After about 10km of cutting through lower grass-studded dunes, we made our way into a confusion of dunes – chaotic with no direction alignment. It was slow going, trying to power up the firmer faces and drop down steep slip-faces. These slip-faces, that are so steep and soft, they are almost a straight drop. The vehicles simply slip down the face in the lowest range gear. I was enjoying ‘falling down the slopes, but then I got a little over-confident and crashed dropping down a 20m slope, somersaulting over the handlebars with the bike landing on top of me. No harm was done, I was just covered in sand – in my mouth, water bottle, everywhere. The bike ended up upside down on top of me, so none of the working parts were dipped in the sand. The best thing was that Kas filmed the whole spectacular fall with a long lens.
By lunch I had managed 26km. By then we had just entered a vast valley with a wall of dunes maybe 200m high. It seemed to be best to follow along the bottom of the valley that eventually lead to Saddle Hill North and the sea – after 32km.
Back on the coast, cycling was very different. The wind was blowing a gale sending sand horizontally along the beach. The tide was coming in, waves surging over the beach almost to the dunes. We had to get around an 8km stretch, the bay between North and South Saddle Hills before the tide came in.
At Saddle Hill South, I was able to ride/scramble between the rocks and sand dunes for a kilometre. The vehicles couldn’t do this section and had to do a challenging drive over some high sand dunes. We met up on the south side of the obstacle and set up camp.
We are now about 90km from Luderitz and expect to reach there in two days. There is one more section tomorrow morning where myself, and particularly the vehicles have to do in low tide. After that, it will be mainly the wind that will slow me down.
I hope you are doing well after your trip through Namibia. You have done an amazing thing for all those people you have helped and I believe they really appreciate your work. If you keep going you will definitely make a difference in the cause you are working for.

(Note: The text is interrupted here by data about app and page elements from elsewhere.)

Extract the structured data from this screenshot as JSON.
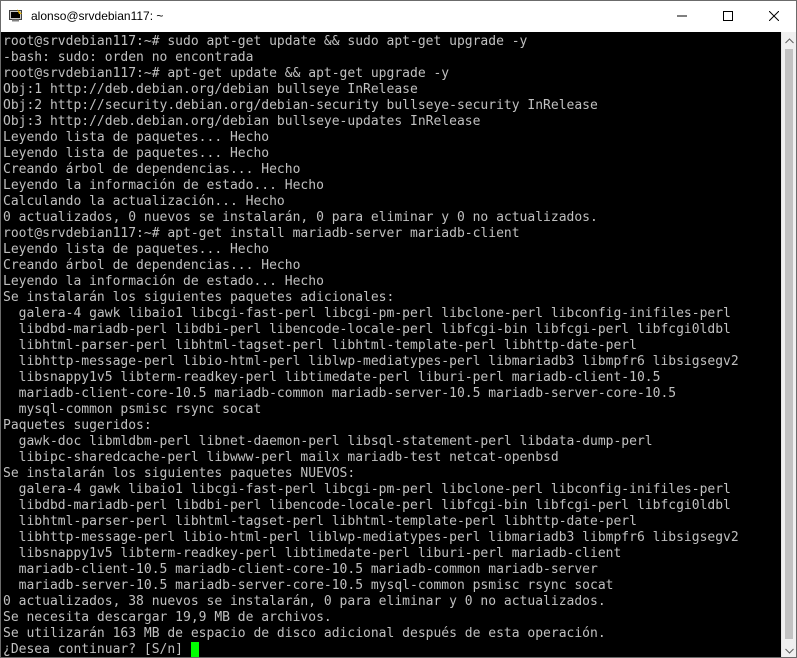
{
  "window": {
    "title": "alonso@srvdebian117: ~",
    "icon": "putty-terminal-icon"
  },
  "controls": {
    "minimize_icon": "minimize-icon",
    "maximize_icon": "maximize-icon",
    "close_icon": "close-icon"
  },
  "terminal": {
    "background": "#000000",
    "foreground": "#c0c0c0",
    "cursor_color": "#00ff00",
    "lines": [
      "root@srvdebian117:~# sudo apt-get update && sudo apt-get upgrade -y",
      "-bash: sudo: orden no encontrada",
      "root@srvdebian117:~# apt-get update && apt-get upgrade -y",
      "Obj:1 http://deb.debian.org/debian bullseye InRelease",
      "Obj:2 http://security.debian.org/debian-security bullseye-security InRelease",
      "Obj:3 http://deb.debian.org/debian bullseye-updates InRelease",
      "Leyendo lista de paquetes... Hecho",
      "Leyendo lista de paquetes... Hecho",
      "Creando árbol de dependencias... Hecho",
      "Leyendo la información de estado... Hecho",
      "Calculando la actualización... Hecho",
      "0 actualizados, 0 nuevos se instalarán, 0 para eliminar y 0 no actualizados.",
      "root@srvdebian117:~# apt-get install mariadb-server mariadb-client",
      "Leyendo lista de paquetes... Hecho",
      "Creando árbol de dependencias... Hecho",
      "Leyendo la información de estado... Hecho",
      "Se instalarán los siguientes paquetes adicionales:",
      "  galera-4 gawk libaio1 libcgi-fast-perl libcgi-pm-perl libclone-perl libconfig-inifiles-perl",
      "  libdbd-mariadb-perl libdbi-perl libencode-locale-perl libfcgi-bin libfcgi-perl libfcgi0ldbl",
      "  libhtml-parser-perl libhtml-tagset-perl libhtml-template-perl libhttp-date-perl",
      "  libhttp-message-perl libio-html-perl liblwp-mediatypes-perl libmariadb3 libmpfr6 libsigsegv2",
      "  libsnappy1v5 libterm-readkey-perl libtimedate-perl liburi-perl mariadb-client-10.5",
      "  mariadb-client-core-10.5 mariadb-common mariadb-server-10.5 mariadb-server-core-10.5",
      "  mysql-common psmisc rsync socat",
      "Paquetes sugeridos:",
      "  gawk-doc libmldbm-perl libnet-daemon-perl libsql-statement-perl libdata-dump-perl",
      "  libipc-sharedcache-perl libwww-perl mailx mariadb-test netcat-openbsd",
      "Se instalarán los siguientes paquetes NUEVOS:",
      "  galera-4 gawk libaio1 libcgi-fast-perl libcgi-pm-perl libclone-perl libconfig-inifiles-perl",
      "  libdbd-mariadb-perl libdbi-perl libencode-locale-perl libfcgi-bin libfcgi-perl libfcgi0ldbl",
      "  libhtml-parser-perl libhtml-tagset-perl libhtml-template-perl libhttp-date-perl",
      "  libhttp-message-perl libio-html-perl liblwp-mediatypes-perl libmariadb3 libmpfr6 libsigsegv2",
      "  libsnappy1v5 libterm-readkey-perl libtimedate-perl liburi-perl mariadb-client",
      "  mariadb-client-10.5 mariadb-client-core-10.5 mariadb-common mariadb-server",
      "  mariadb-server-10.5 mariadb-server-core-10.5 mysql-common psmisc rsync socat",
      "0 actualizados, 38 nuevos se instalarán, 0 para eliminar y 0 no actualizados.",
      "Se necesita descargar 19,9 MB de archivos.",
      "Se utilizarán 163 MB de espacio de disco adicional después de esta operación.",
      "¿Desea continuar? [S/n] "
    ]
  },
  "scrollbar": {
    "up_icon": "scroll-up-arrow-icon",
    "down_icon": "scroll-down-arrow-icon"
  }
}
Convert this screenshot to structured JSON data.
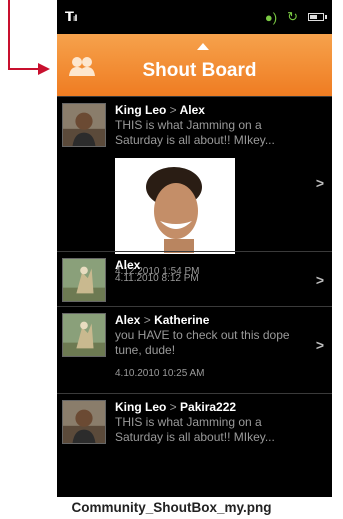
{
  "header": {
    "title": "Shout Board"
  },
  "colors": {
    "header_top": "#f6a24c",
    "header_bottom": "#ef7c22",
    "callout": "#c8102e",
    "status_green": "#7ac943"
  },
  "status_icons": [
    "signal-icon",
    "speaker-icon",
    "sync-icon",
    "battery-icon"
  ],
  "shouts": [
    {
      "from": "King Leo",
      "separator": ">",
      "to": "Alex",
      "message": "THIS is what Jamming on a Saturday is all about!! MIkey...",
      "timestamp": "4.12.2010 1:54 PM"
    },
    {
      "from": "Alex",
      "timestamp": "4.11.2010 8:12 PM"
    },
    {
      "from": "Alex",
      "separator": ">",
      "to": "Katherine",
      "message": "you HAVE to check out this dope tune, dude!",
      "timestamp": "4.10.2010 10:25 AM"
    },
    {
      "from": "King Leo",
      "separator": ">",
      "to": "Pakira222",
      "message": "THIS is what Jamming on a Saturday is all about!! MIkey..."
    }
  ],
  "caption": "Community_ShoutBox_my.png"
}
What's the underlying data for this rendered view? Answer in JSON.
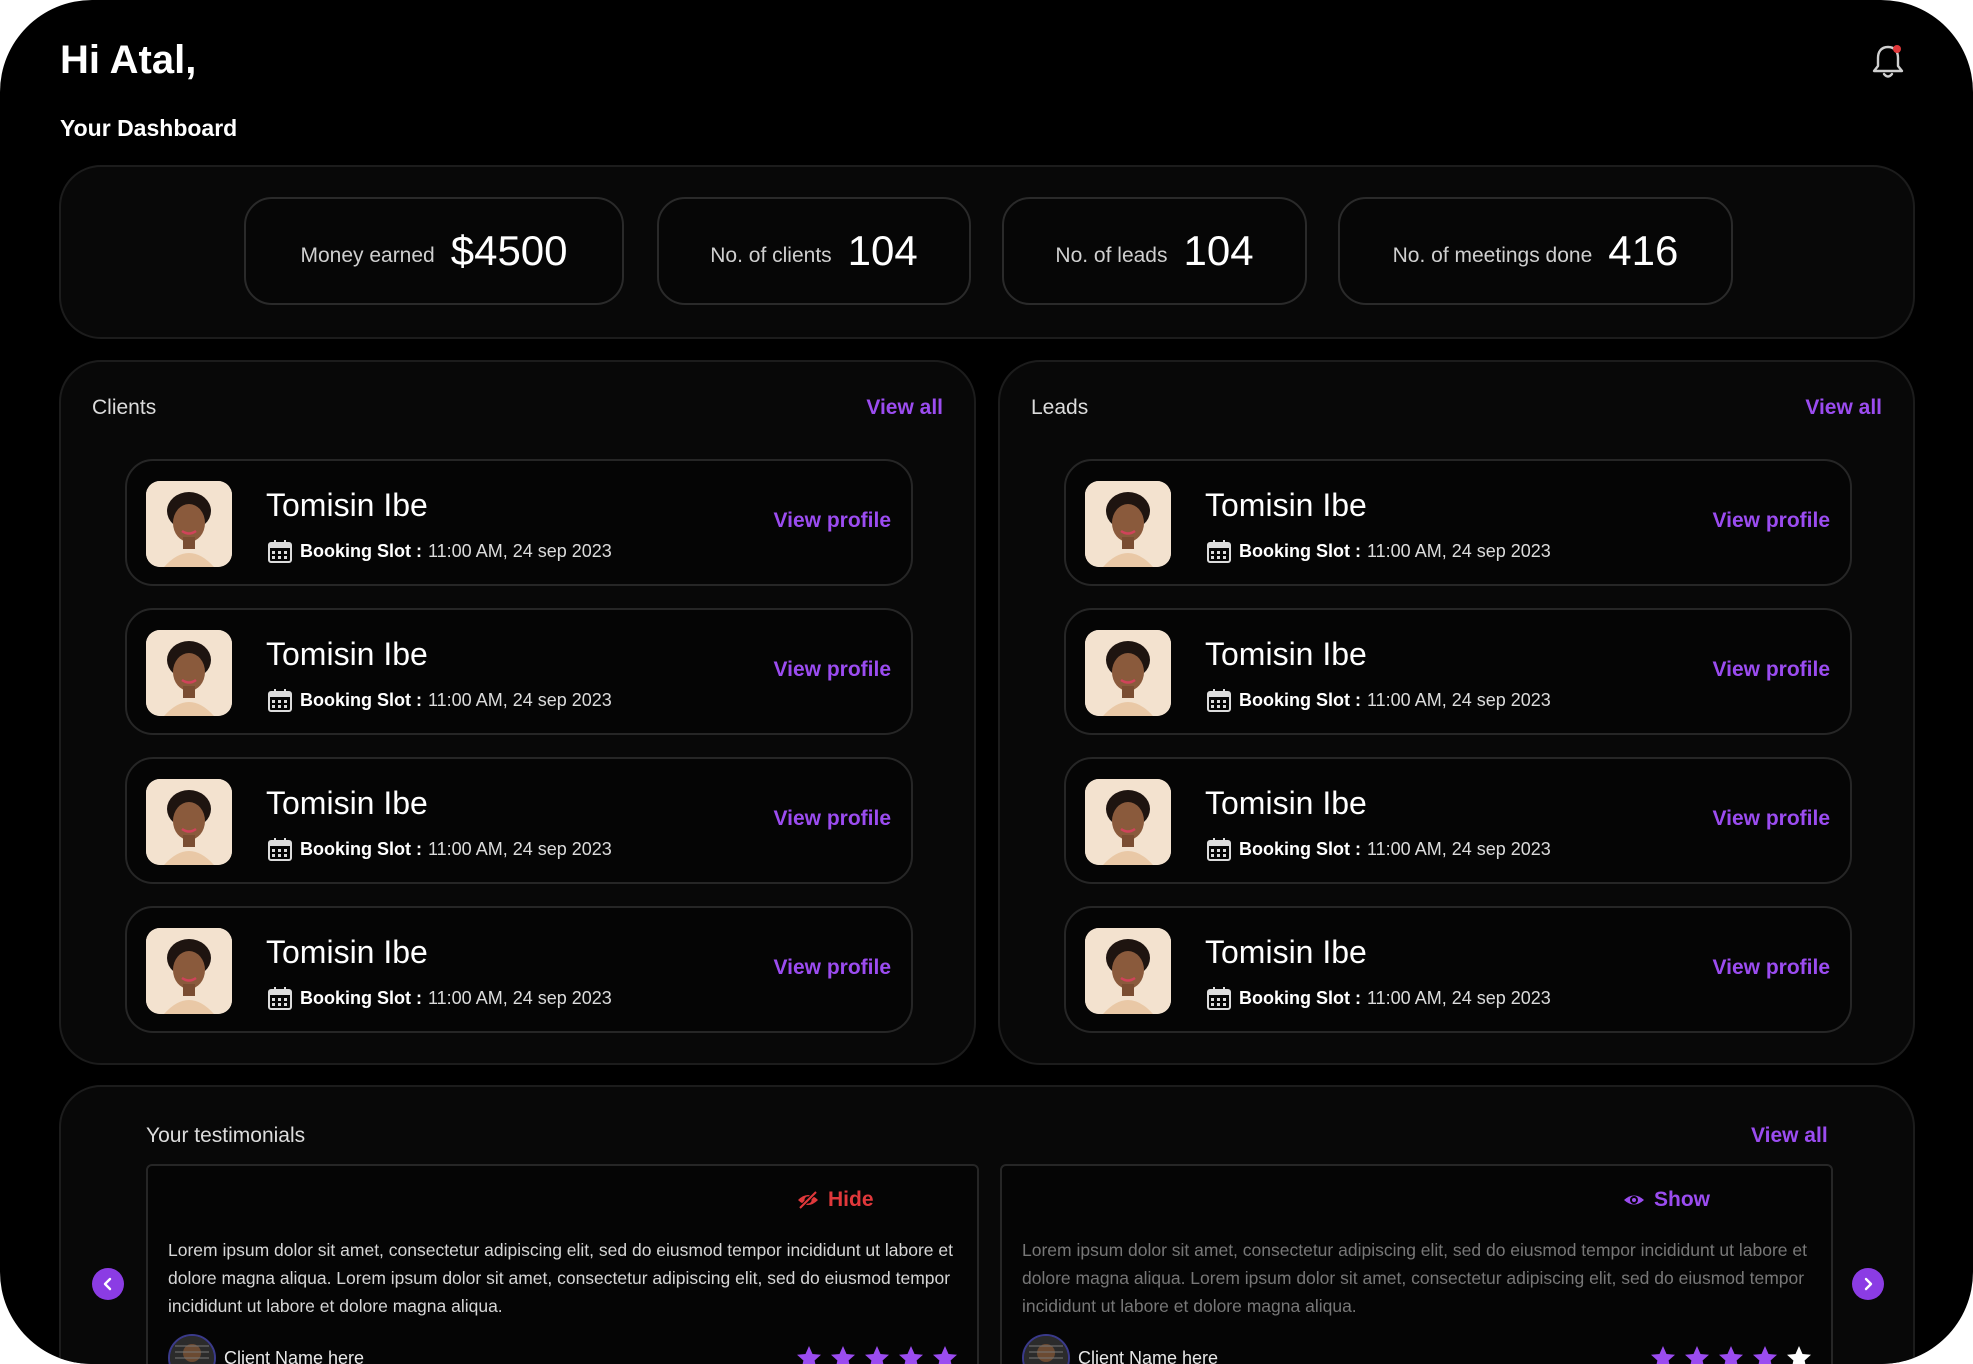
{
  "header": {
    "greeting": "Hi Atal,",
    "subtitle": "Your Dashboard"
  },
  "stats": [
    {
      "label": "Money earned",
      "value": "$4500"
    },
    {
      "label": "No. of clients",
      "value": "104"
    },
    {
      "label": "No. of leads",
      "value": "104"
    },
    {
      "label": "No. of meetings done",
      "value": "416"
    }
  ],
  "clients": {
    "title": "Clients",
    "view_all": "View all",
    "items": [
      {
        "name": "Tomisin Ibe",
        "slot_label": "Booking Slot :",
        "slot_value": "11:00 AM, 24 sep 2023",
        "action": "View profile"
      },
      {
        "name": "Tomisin Ibe",
        "slot_label": "Booking Slot :",
        "slot_value": "11:00 AM, 24 sep 2023",
        "action": "View profile"
      },
      {
        "name": "Tomisin Ibe",
        "slot_label": "Booking Slot :",
        "slot_value": "11:00 AM, 24 sep 2023",
        "action": "View profile"
      },
      {
        "name": "Tomisin Ibe",
        "slot_label": "Booking Slot :",
        "slot_value": "11:00 AM, 24 sep 2023",
        "action": "View profile"
      }
    ]
  },
  "leads": {
    "title": "Leads",
    "view_all": "View all",
    "items": [
      {
        "name": "Tomisin Ibe",
        "slot_label": "Booking Slot :",
        "slot_value": "11:00 AM, 24 sep 2023",
        "action": "View profile"
      },
      {
        "name": "Tomisin Ibe",
        "slot_label": "Booking Slot :",
        "slot_value": "11:00 AM, 24 sep 2023",
        "action": "View profile"
      },
      {
        "name": "Tomisin Ibe",
        "slot_label": "Booking Slot :",
        "slot_value": "11:00 AM, 24 sep 2023",
        "action": "View profile"
      },
      {
        "name": "Tomisin Ibe",
        "slot_label": "Booking Slot :",
        "slot_value": "11:00 AM, 24 sep 2023",
        "action": "View profile"
      }
    ]
  },
  "testimonials": {
    "title": "Your testimonials",
    "view_all": "View all",
    "cards": [
      {
        "toggle_label": "Hide",
        "toggle_icon": "eye-slash-icon",
        "toggle_color": "#e0383b",
        "text": "Lorem ipsum dolor sit amet, consectetur adipiscing elit, sed do eiusmod tempor incididunt ut labore et dolore magna aliqua. Lorem ipsum dolor sit amet, consectetur adipiscing elit, sed do eiusmod tempor incididunt ut labore et dolore magna aliqua.",
        "client_name": "Client Name here",
        "rating": 5
      },
      {
        "toggle_label": "Show",
        "toggle_icon": "eye-icon",
        "toggle_color": "#9b4cf0",
        "text": "Lorem ipsum dolor sit amet, consectetur adipiscing elit, sed do eiusmod tempor incididunt ut labore et dolore magna aliqua. Lorem ipsum dolor sit amet, consectetur adipiscing elit, sed do eiusmod tempor incididunt ut labore et dolore magna aliqua.",
        "client_name": "Client Name here",
        "rating": 4
      }
    ]
  },
  "colors": {
    "accent": "#9b4cf0",
    "hide": "#e0383b",
    "background": "#000000",
    "panel": "#080808",
    "star_empty": "#ffffff"
  },
  "icons": {
    "notification": "bell-icon",
    "calendar": "calendar-icon",
    "prev": "chevron-left-icon",
    "next": "chevron-right-icon",
    "star": "star-icon"
  }
}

It is not an easy thing to cycle through those types of environments, but you did it not for yourself, but for others, those underprivileged people across the world. You have helped them without a reward, and their lives are probably much better than before.